**Directions**
State how many lines in these records contain the word "emoji", and nothing else.
Data listing below:
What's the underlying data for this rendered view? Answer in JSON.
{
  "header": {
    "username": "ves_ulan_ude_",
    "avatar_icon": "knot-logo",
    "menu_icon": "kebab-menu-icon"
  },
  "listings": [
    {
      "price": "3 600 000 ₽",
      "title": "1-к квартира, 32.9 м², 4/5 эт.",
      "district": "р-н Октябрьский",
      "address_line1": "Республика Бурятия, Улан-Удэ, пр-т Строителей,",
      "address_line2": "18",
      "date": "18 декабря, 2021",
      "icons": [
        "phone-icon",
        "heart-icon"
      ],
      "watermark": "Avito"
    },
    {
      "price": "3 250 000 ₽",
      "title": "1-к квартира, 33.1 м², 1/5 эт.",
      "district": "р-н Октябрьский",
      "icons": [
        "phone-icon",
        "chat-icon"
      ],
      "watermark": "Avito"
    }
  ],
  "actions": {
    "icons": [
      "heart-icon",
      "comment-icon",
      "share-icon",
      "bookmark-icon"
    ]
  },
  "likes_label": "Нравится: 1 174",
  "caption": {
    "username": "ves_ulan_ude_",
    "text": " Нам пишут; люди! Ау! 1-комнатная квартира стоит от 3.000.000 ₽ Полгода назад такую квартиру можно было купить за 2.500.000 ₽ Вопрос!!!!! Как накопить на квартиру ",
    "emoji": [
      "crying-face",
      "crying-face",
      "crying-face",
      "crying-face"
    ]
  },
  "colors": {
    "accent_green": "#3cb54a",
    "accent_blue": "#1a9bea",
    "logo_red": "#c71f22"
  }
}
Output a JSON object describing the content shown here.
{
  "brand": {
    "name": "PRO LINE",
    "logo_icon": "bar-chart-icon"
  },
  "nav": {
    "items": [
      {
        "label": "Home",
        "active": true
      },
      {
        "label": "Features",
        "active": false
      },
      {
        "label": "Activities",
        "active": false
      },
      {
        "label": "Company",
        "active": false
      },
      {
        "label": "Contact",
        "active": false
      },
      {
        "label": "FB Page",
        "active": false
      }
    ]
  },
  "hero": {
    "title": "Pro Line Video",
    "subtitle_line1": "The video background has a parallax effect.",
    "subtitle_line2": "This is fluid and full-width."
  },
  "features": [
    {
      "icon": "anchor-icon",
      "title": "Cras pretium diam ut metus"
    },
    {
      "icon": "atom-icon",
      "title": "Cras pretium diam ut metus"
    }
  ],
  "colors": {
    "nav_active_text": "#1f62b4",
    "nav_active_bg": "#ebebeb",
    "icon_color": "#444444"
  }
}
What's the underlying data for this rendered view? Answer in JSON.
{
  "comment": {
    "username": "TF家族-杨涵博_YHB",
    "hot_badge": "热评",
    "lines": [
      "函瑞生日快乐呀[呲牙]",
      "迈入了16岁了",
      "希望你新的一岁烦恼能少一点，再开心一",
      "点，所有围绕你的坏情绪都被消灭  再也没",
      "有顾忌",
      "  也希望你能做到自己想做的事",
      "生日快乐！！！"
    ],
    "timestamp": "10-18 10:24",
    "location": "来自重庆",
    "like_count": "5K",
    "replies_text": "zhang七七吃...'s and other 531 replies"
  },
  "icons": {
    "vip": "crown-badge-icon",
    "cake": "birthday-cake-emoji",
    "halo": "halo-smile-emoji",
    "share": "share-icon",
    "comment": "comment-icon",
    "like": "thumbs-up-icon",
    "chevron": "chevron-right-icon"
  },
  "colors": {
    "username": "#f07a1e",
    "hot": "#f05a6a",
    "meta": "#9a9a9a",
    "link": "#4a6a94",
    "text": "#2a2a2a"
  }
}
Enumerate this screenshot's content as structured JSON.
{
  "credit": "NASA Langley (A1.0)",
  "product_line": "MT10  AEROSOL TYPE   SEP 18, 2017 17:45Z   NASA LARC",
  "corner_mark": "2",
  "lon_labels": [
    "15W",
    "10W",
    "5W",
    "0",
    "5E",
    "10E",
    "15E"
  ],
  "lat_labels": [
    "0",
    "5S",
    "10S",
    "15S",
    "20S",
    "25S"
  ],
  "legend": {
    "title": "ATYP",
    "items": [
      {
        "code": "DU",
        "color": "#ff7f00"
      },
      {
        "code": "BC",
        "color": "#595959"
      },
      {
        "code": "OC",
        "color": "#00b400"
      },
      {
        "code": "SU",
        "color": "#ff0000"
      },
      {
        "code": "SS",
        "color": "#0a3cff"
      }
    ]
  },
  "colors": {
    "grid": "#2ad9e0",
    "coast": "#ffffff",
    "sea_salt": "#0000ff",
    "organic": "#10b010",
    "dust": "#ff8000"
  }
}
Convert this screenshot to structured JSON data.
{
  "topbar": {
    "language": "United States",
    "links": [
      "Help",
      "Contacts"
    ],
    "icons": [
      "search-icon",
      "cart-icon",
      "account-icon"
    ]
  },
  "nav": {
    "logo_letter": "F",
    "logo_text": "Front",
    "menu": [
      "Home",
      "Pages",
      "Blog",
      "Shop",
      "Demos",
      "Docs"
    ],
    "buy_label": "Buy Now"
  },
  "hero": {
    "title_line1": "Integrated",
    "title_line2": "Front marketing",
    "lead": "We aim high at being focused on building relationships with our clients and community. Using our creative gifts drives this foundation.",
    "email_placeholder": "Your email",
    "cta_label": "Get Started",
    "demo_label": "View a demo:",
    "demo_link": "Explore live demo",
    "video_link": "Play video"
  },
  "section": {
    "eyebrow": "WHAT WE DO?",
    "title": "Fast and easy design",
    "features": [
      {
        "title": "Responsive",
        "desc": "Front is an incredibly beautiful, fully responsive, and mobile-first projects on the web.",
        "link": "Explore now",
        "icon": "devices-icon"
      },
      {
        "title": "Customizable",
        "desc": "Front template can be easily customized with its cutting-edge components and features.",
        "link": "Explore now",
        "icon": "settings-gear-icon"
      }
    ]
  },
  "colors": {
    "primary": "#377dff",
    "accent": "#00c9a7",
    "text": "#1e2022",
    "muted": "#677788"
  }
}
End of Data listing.
**Task answer**
3